Library Guides

The h-index is a measure of both productivity and impact of ones published works. It looks at the total number of papers you have published, and the number of citations those papers have received. It is based on the highest number of papers included that have had at least the same number of citations.

For example, if you've published 2 papers, and each paper has been cited 2 times, you will have a h-index of 2.

What if it's a little more complicated, where your published papers have range of both high and low citations? Let's say you've published 5 papers altogether, one cited 5 times, one 4 times, one 3 times, one 2 times, and one just the 1 time. You will have a h-index of 3. That is to say, you cannot claim higher (4 papers cited 4 times each).

Thus the h-index attempts to measure the impact of your output - you need to have published a large number of papers, which were in turn cited a large number of times, to have a high h-index.

This metric can be found using Scopus, Web of Science, or Google Scholar.

**Limitations of h-index**

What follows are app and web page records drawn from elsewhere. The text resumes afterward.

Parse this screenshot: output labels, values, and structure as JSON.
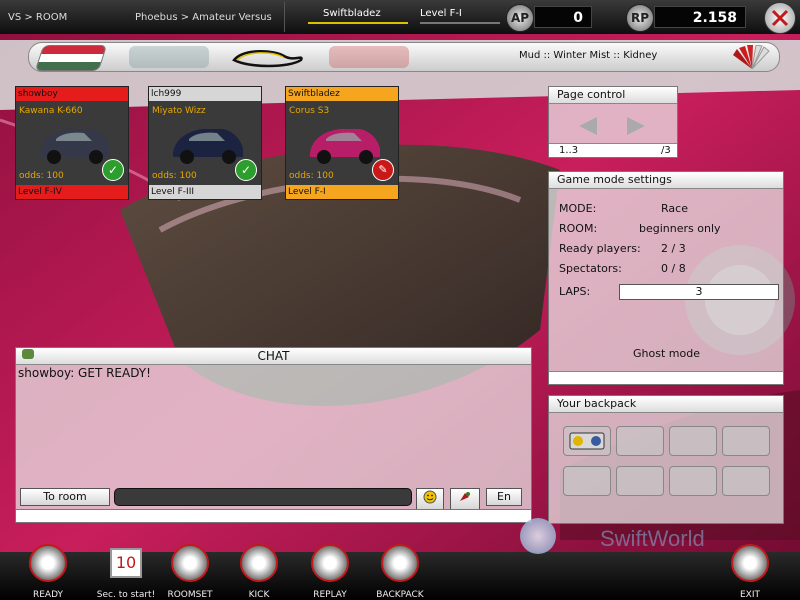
{
  "header": {
    "breadcrumb": "VS > ROOM",
    "room_name": "Phoebus > Amateur Versus",
    "player": "Swiftbladez",
    "player_level": "Level F-I",
    "ap_label": "AP",
    "ap_value": "0",
    "rp_label": "RP",
    "rp_value": "2.158"
  },
  "track": {
    "name": "Mud :: Winter Mist :: Kidney"
  },
  "players": [
    {
      "name": "showboy",
      "car": "Kawana K-660",
      "odds": "odds: 100",
      "level": "Level F-IV",
      "status": "ready",
      "car_color": "#343848",
      "header_color": "#e41c1c"
    },
    {
      "name": "lch999",
      "car": "Miyato Wizz",
      "odds": "odds: 100",
      "level": "Level F-III",
      "status": "ready",
      "car_color": "#1c2340",
      "header_color": "#d6d6d6"
    },
    {
      "name": "Swiftbladez",
      "car": "Corus S3",
      "odds": "odds: 100",
      "level": "Level F-I",
      "status": "not-ready",
      "car_color": "#b81e68",
      "header_color": "#f6a51f"
    }
  ],
  "page_control": {
    "title": "Page control",
    "range": "1..3",
    "total": "/3"
  },
  "game_mode": {
    "title": "Game mode settings",
    "rows": [
      {
        "label": "MODE:",
        "value": "Race"
      },
      {
        "label": "ROOM:",
        "value": "beginners only"
      },
      {
        "label": "Ready players:",
        "value": "2 / 3"
      },
      {
        "label": "Spectators:",
        "value": "0 / 8"
      }
    ],
    "laps_label": "LAPS:",
    "laps_value": "3",
    "ghost_mode": "Ghost mode"
  },
  "chat": {
    "title": "CHAT",
    "messages": [
      "showboy: GET READY!"
    ],
    "to_room_label": "To room",
    "language_label": "En"
  },
  "backpack": {
    "title": "Your backpack",
    "slots": 8
  },
  "bottom": {
    "ready_label": "READY",
    "countdown": "10",
    "countdown_label": "Sec. to start!",
    "roomset_label": "ROOMSET",
    "kick_label": "KICK",
    "replay_label": "REPLAY",
    "backpack_label": "BACKPACK",
    "exit_label": "EXIT"
  },
  "brand": {
    "text": "SwiftWorld"
  },
  "colors": {
    "accent_red": "#e41c1c",
    "accent_orange": "#f6a51f",
    "car_paint": "#b4164e",
    "ok_green": "#2d9e2d"
  }
}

The h-index is not appropriate for comparing across disciplines and disadvantages early career researchers.